(Stored data begins)

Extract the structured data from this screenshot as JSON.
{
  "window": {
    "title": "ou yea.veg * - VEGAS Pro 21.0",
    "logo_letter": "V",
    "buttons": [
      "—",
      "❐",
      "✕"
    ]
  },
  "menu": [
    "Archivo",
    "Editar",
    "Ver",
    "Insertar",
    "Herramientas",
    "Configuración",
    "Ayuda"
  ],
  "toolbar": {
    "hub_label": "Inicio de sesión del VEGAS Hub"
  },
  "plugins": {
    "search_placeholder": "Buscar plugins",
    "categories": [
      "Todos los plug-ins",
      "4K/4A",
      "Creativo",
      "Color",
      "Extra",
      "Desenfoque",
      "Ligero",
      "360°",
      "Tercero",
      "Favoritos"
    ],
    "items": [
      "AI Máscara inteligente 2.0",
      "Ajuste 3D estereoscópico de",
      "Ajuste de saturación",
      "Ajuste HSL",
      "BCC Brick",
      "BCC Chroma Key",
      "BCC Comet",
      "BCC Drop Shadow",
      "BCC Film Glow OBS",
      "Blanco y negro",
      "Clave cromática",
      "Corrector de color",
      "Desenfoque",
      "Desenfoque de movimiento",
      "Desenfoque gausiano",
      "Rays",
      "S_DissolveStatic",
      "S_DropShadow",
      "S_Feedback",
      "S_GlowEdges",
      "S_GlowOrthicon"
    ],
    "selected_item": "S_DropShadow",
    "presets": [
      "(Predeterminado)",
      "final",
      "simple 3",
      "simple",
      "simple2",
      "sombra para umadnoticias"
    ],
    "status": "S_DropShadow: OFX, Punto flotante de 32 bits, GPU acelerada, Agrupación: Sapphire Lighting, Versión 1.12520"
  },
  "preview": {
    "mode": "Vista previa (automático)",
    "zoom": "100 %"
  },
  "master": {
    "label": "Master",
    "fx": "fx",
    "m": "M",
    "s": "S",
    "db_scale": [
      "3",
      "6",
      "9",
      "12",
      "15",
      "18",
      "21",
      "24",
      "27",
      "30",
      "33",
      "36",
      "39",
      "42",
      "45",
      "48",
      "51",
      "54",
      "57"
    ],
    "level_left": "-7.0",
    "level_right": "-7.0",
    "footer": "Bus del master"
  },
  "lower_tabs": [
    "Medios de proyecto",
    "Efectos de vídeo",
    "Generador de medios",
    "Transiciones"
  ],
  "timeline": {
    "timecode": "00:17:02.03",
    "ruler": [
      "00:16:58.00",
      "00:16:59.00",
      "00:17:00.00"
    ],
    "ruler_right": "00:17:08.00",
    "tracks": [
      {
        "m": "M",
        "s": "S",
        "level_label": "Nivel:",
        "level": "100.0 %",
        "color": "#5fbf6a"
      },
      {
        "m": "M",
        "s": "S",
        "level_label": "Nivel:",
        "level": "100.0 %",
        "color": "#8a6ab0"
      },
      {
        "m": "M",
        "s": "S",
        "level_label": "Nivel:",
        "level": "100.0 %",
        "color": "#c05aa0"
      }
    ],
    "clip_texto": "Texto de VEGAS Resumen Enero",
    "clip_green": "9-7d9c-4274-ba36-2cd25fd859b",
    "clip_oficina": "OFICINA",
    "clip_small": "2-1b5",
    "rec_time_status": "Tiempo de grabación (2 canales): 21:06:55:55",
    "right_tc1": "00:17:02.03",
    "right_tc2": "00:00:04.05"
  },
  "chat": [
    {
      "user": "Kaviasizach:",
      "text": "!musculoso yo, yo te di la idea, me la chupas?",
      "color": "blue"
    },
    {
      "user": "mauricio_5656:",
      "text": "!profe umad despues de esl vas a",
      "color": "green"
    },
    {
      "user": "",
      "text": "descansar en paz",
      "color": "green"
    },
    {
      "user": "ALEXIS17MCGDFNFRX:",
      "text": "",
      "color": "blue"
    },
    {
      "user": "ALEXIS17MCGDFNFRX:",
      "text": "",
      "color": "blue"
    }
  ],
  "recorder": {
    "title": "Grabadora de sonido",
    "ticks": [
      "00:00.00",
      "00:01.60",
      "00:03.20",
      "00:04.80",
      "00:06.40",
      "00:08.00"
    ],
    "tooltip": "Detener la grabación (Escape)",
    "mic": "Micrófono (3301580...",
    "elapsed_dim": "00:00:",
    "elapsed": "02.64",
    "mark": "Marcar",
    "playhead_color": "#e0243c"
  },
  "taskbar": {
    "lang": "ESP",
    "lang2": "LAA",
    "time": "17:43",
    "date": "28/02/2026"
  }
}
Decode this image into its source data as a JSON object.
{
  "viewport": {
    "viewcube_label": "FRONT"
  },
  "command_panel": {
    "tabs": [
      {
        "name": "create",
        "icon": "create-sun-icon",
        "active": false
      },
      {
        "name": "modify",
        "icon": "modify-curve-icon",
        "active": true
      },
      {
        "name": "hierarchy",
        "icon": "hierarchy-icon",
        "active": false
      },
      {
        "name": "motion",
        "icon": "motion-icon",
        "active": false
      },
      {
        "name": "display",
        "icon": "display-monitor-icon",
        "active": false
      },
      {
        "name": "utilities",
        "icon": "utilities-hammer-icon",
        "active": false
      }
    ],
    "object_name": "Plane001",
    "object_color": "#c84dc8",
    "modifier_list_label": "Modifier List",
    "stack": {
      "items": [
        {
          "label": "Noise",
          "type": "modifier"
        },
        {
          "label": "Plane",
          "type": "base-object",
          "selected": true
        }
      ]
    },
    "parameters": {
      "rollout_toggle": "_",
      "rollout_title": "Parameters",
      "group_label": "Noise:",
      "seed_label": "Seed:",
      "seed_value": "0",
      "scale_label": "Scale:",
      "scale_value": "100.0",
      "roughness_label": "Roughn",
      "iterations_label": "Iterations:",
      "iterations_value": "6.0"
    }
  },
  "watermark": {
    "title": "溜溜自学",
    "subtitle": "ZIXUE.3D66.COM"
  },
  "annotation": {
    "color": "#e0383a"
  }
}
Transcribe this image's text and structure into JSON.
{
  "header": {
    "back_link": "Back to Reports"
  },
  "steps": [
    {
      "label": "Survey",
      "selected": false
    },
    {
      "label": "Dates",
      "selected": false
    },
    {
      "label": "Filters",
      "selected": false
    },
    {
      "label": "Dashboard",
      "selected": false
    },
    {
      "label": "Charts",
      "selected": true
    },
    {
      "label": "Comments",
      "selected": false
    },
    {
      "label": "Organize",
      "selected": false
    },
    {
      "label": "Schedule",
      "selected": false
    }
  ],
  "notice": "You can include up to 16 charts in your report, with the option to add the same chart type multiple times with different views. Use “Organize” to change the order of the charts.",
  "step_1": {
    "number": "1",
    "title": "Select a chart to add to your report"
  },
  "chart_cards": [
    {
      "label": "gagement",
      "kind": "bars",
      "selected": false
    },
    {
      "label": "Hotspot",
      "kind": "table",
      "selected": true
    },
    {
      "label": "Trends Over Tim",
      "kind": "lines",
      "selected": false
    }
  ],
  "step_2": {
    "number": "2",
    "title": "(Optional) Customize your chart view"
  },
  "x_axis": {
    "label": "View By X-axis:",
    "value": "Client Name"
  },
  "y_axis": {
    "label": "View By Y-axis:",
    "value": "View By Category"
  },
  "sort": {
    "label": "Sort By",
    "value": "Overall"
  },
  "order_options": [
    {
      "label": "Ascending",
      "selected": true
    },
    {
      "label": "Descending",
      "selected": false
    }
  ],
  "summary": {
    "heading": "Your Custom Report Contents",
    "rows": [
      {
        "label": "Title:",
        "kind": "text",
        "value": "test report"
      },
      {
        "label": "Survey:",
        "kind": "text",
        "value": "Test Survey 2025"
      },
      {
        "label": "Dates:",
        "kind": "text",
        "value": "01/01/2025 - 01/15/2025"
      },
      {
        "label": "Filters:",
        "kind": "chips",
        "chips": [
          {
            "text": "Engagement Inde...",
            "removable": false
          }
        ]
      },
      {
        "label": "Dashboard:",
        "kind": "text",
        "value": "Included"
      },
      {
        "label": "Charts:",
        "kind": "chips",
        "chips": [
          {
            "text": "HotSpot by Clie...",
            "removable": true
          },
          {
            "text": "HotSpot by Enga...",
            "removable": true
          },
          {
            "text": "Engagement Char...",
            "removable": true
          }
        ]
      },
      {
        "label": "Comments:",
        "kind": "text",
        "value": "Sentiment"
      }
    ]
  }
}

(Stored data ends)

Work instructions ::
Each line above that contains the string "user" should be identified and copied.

Result for this task ::
      "user": "Kaviasizach:",
      "user": "mauricio_5656:",
      "user": "",
      "user": "ALEXIS17MCGDFNFRX:",
      "user": "ALEXIS17MCGDFNFRX:",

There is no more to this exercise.